I’ve been learning a lot about leadership this year. In one of my roles at the college at which I work, I’m serving as Chair of our Collegial Governance system. Very basically, there are committees that explore issues of Academic Standards, College Life, Professional Development, and many more. Those committees work on recommendations that must move through our College’s Forum and go to the President for response.
This position has been one of the most rewarding of my professional career even though I’ve found it phenomenally challenging at times. And one thing I’ve begun to learn in this position is that outstanding leadership can sometimes by knowing when to get out of the way and just let an already strong system work its magic. I don’t suggest for a moment that a leader should always do this, or even usually. I do, however, think that a good leader today absolutely needs to do it sometimes and needs to understand when those times are.
Such was absolutely not the case during the term of Judge Kenesaw Mountain Landis, the first Commissioner of Baseball and the second inductee into the Pioneer/Executive wing of the Hall of Miller and Eric. Landis had a clear mandate in the wake of the Black Sox scandal when eight members of the Chicago White Sox conspired to throw the 1919 World Series. He needed to make absolutely certain for the public, the players, and the owners that the game was clean. As a result, or maybe because it’s the only way he knew, Landis ruled with an iron fist. Let’s look at a couple of quotations.
“Regardless of the verdict of juries, no player who throws a ballgame, no player that undertakes or promises to throw a ballgame, no player that sits in conference with a bunch of crooked players and gamblers where the ways and means of throwing a game are discussed and does not promptly tell his club about it, will ever play professional baseball.”
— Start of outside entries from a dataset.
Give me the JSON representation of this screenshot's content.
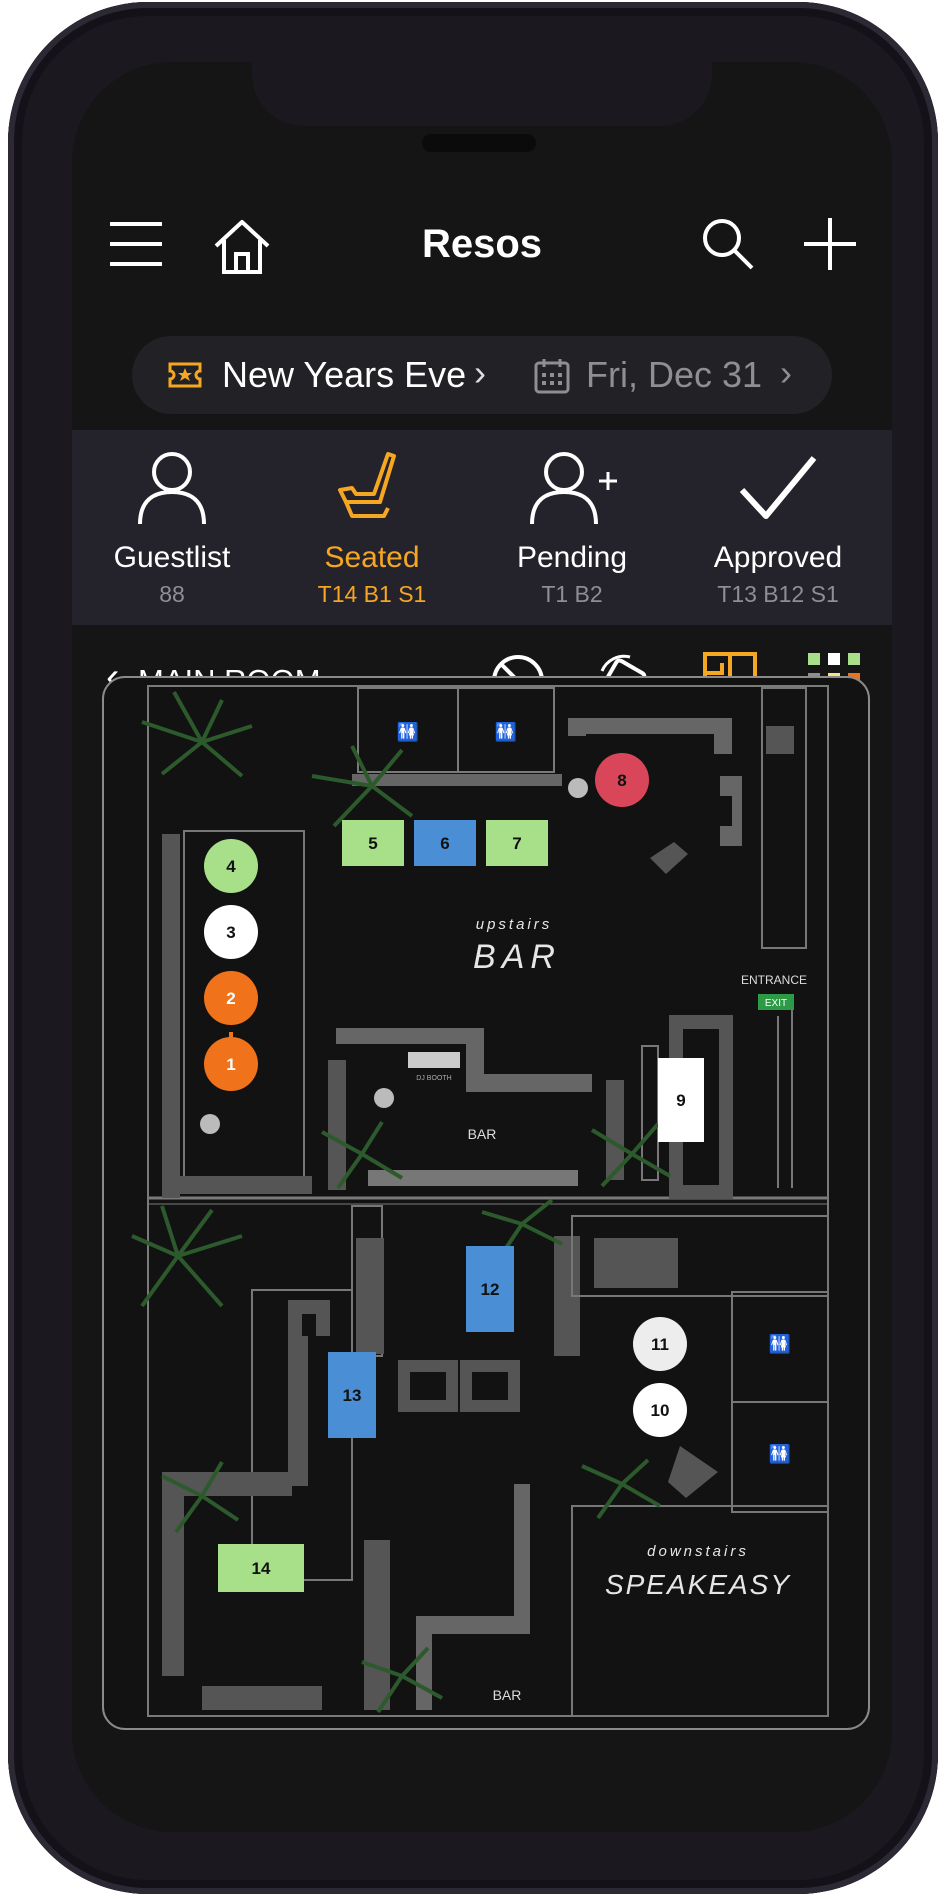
{
  "header": {
    "title": "Resos"
  },
  "filters": {
    "event": "New Years Eve",
    "date": "Fri, Dec 31"
  },
  "tabs": [
    {
      "label": "Guestlist",
      "sub": "88",
      "active": false
    },
    {
      "label": "Seated",
      "sub": "T14 B1 S1",
      "active": true
    },
    {
      "label": "Pending",
      "sub": "T1 B2",
      "active": false
    },
    {
      "label": "Approved",
      "sub": "T13 B12 S1",
      "active": false
    }
  ],
  "room": {
    "name": "MAIN ROOM"
  },
  "floorplan": {
    "tables": [
      "1",
      "2",
      "3",
      "4",
      "5",
      "6",
      "7",
      "8",
      "9",
      "10",
      "11",
      "12",
      "13",
      "14"
    ],
    "upstairs_sign": "upstairs",
    "upstairs_bar": "BAR",
    "downstairs_sign": "downstairs",
    "speakeasy": "SPEAKEASY",
    "bar_label": "BAR",
    "bar_label_2": "BAR",
    "entrance": "ENTRANCE",
    "exit": "EXIT",
    "dj_booth": "DJ BOOTH"
  },
  "colors": {
    "accent": "#f5a623",
    "green": "#a8e08a",
    "blue": "#4a8fd6",
    "orange": "#f0731c",
    "red": "#d9465a"
  }
}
Equivocate ever? I guess not. The Black Sox were acquitted by a jury. But Landis was judge, jury, and metaphorical executioner on this one. They’re all still on the permanently ineligible list.
“Negroes are not barred from organized baseball by the commissioner and never have been during the twenty-one years I have served.”
I want to debate neither intellectual honesty nor accuracy here. I merely want to point out that the man took responsibility himself when it was his and absolutely refused to touch it when it wasn’t, at least when it wasn’t in his mind.
A leader such as Landis wouldn’t succeed today, not in Major League Baseball, not in my Governance position, and not in most places in this country. But Judge Kenesaw Mountain Landis was just about the perfect person to be the first Commissioner of baseball and save the game from the ruin of gambling.
And we think he’s the absolute perfect person to be the second inductee into the Pioneer/Executive wing of the HoME. Next week we’ll add a third.